As for personal revelations occurring when cards are “dealt” for the benefit of a particular individual . . .. Here I must claim a kind of agnosticism.

However, given what quantum physics has revealed about everything consisting of energy and light, who’s to say that the energies of the personal subject in question do not influence the way cards fall and what their falling reveals to a skilled reader?

I must give all of this further consideration (and will in future postings). I’m grateful to Simon though for further opening my mind to the relevant possibilities.

Why the U.S. Cannot Compete with China in Africa or Anywhere Else

This week, Joe Biden summoned 49 African presidents to D.C. for an international conference.

In doing so, the administration offered assurances (through National Security spokesperson, Jake Sullivan) that in contrast to previous gatherings, it would not scold or lecture Africa’s leaders about not obeying U.S. demands, e.g., in the United Nations. (There, by the way, just recently African leaders had to endure something like a schoolboy’s dressing-down when many abstained from supporting American resolutions condemning Russia’s invasion of Ukraine.)  

Rather, Sullivan claimed that this time the purpose of the conference would be to listen respectfully to the leaders in question and to help them work out solutions to the continent’s problems on their own terms. Participants would be treated, Sullivan pledged, with respect and as equals.

The reason for the change in attitude? It’s that the United States finds itself currently locked in mortal competition for global influence with its chief rival, China. And, of course, that includes Africa.

There, the U.S. seeks not just access to the continent’s vast mineral and other resources, but also to Africa’s strategic geographical position and its market of over 1 billion consumers. The United States also wants to prevent spread of Chinese influence into what it and its European partners continue to understand as their inviolable post-colonial domain. For those reasons, it’s important to enter into agreements with nations such as the Democratic Republic of the Congo, with South Africa, Libya, Egypt, and Kenya.

But if that’s its goal, the United States has a problem that renders it virtually incapable of competition with China in Africa – or anywhere else for that matter.

I’m referring to U.S. ideology and its history.

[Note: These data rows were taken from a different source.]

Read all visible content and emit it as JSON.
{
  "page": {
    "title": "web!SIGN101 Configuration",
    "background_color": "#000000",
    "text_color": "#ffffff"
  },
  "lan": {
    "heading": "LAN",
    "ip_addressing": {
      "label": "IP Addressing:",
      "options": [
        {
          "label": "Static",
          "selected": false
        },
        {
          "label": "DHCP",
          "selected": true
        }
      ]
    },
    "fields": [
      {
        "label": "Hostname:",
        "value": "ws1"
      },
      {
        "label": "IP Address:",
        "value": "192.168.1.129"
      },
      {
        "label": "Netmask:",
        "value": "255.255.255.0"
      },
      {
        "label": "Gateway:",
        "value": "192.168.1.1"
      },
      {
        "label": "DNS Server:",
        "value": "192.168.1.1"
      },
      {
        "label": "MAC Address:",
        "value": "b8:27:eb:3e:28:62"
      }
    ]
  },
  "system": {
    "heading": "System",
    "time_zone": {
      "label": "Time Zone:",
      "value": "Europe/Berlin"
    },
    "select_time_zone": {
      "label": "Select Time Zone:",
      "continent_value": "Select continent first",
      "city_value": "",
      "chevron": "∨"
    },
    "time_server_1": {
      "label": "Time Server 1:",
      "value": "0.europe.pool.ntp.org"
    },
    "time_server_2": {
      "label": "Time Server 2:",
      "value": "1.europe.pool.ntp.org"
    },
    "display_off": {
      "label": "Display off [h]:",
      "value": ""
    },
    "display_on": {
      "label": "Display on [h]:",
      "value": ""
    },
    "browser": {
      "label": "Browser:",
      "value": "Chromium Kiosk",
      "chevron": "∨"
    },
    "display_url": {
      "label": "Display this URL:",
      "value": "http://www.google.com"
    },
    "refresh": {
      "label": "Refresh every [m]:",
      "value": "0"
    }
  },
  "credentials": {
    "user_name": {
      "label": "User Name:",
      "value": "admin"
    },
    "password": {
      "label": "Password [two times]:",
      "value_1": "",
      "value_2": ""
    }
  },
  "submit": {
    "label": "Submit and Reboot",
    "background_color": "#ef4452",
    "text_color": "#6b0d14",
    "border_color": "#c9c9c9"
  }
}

As the world’s chief proponent of economic neoliberalism, the ideology of the United States makes it all but constitutionally unwilling to accommodate anything that smacks of socialism.

Relatedly, the U.S. track record shows that wherever there’s a whiff of leftist state ownership, market control, or increased taxes on the elite, Americans will predictably apply sanctions, engage in regime change, or even assassinate, or invade. Think of Egypt’s coup that stopped the Arab spring in its tracks. Think of Ghaddafi’s ignominious fate and of Mrs. Clinton’s epitaph on his behalf, “We came, we saw, he died. Ha, ha!”

All of Africa – all the Global South – remembers such disgraceful interference with their national aspirations.

On the other hand, the People’s Republic of China is hampered by no such limitations. After all, it is run by a party that calls itself “communist.” That party describes its own economy as “socialism with Chinese characteristics.” Its mixed economy has a huge section owned and controlled by the government. Its private sector is tightly regulated. China therefore has no quarrel with public ownership, market regulation, or with taxing the rich. It loves socialism.

Additionally, China’s track record has it freely cooperating with neo-liberal regimes, with despot kingdoms, and with other states aspiring to socialism. Compared with similar arrangements with the United States, China’s loan contracts, Belt-and-Road projects, and other agreements generally come with far fewer if any strings attached.   

So, if an African country wants to follow China’s suit of socialism, its leaders will not have to fear sanctions or regime change, much less assassination or invasion from its international economic partner.

To repeat: that’s not the case in dealing with the United States. And that’s why the latter will never triumph in its Global South competition with China!